◆ Entries shown:
--- START ---

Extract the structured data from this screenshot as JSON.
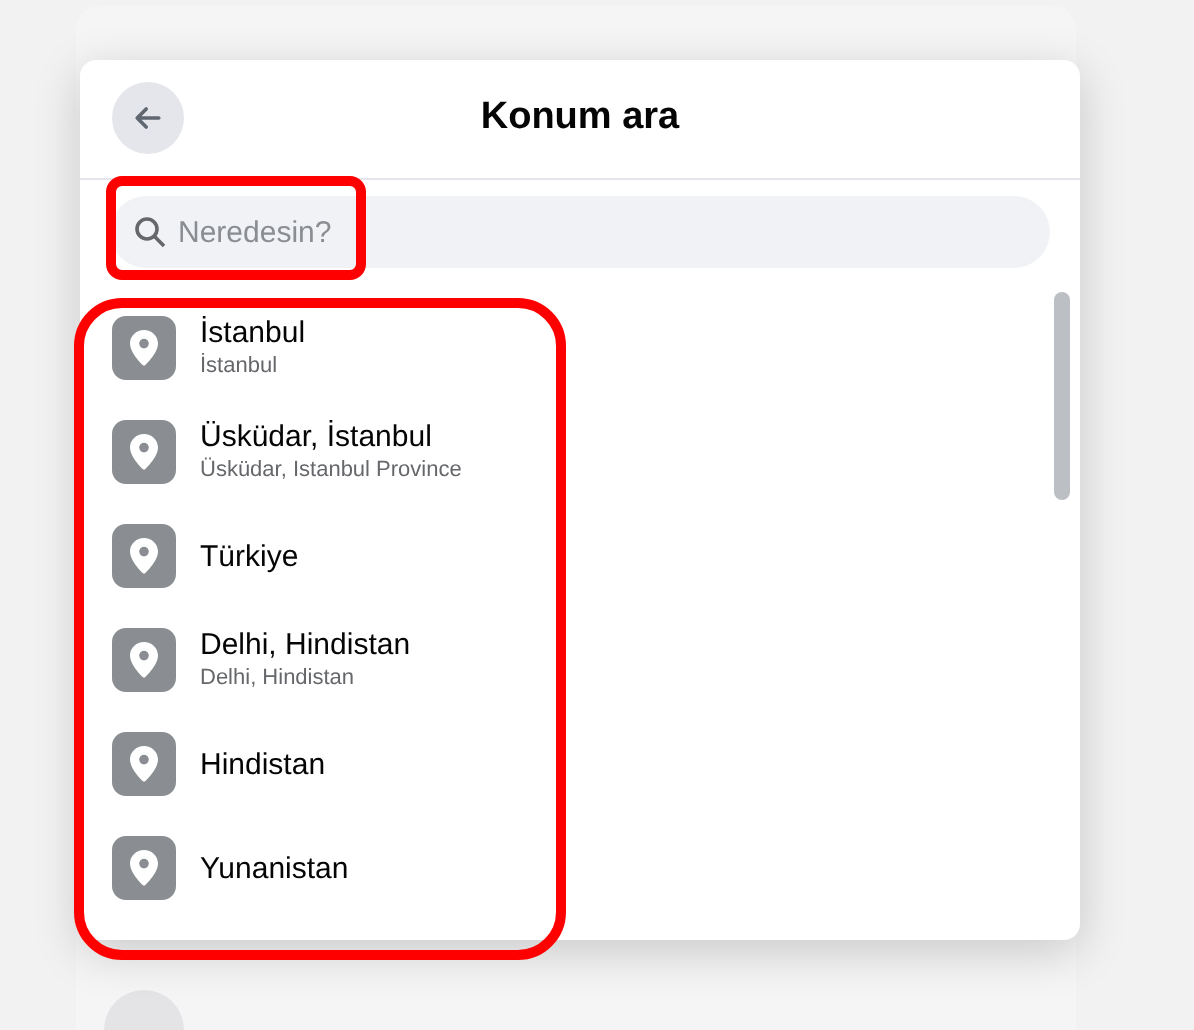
{
  "dialog": {
    "title": "Konum ara"
  },
  "search": {
    "placeholder": "Neredesin?"
  },
  "results": [
    {
      "name": "İstanbul",
      "detail": "İstanbul"
    },
    {
      "name": "Üsküdar, İstanbul",
      "detail": "Üsküdar, Istanbul Province"
    },
    {
      "name": "Türkiye"
    },
    {
      "name": "Delhi, Hindistan",
      "detail": "Delhi, Hindistan"
    },
    {
      "name": "Hindistan"
    },
    {
      "name": "Yunanistan"
    }
  ]
}
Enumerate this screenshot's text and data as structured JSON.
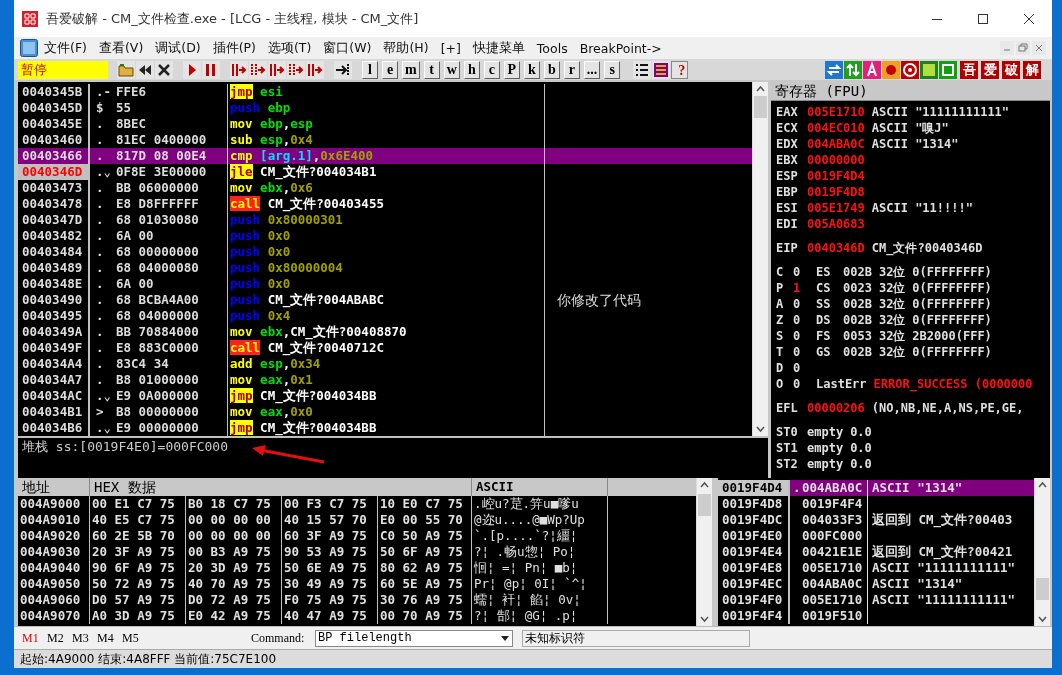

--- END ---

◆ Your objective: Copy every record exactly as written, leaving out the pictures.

◆ Answer to this exercise:
Extract the structured data from this screenshot as JSON.
{
  "dialog": {
    "title": "Konum ara"
  },
  "search": {
    "placeholder": "Neredesin?"
  },
  "results": [
    {
      "name": "İstanbul",
      "detail": "İstanbul"
    },
    {
      "name": "Üsküdar, İstanbul",
      "detail": "Üsküdar, Istanbul Province"
    },
    {
      "name": "Türkiye"
    },
    {
      "name": "Delhi, Hindistan",
      "detail": "Delhi, Hindistan"
    },
    {
      "name": "Hindistan"
    },
    {
      "name": "Yunanistan"
    }
  ]
}
Enumerate this screenshot's text and data as structured JSON.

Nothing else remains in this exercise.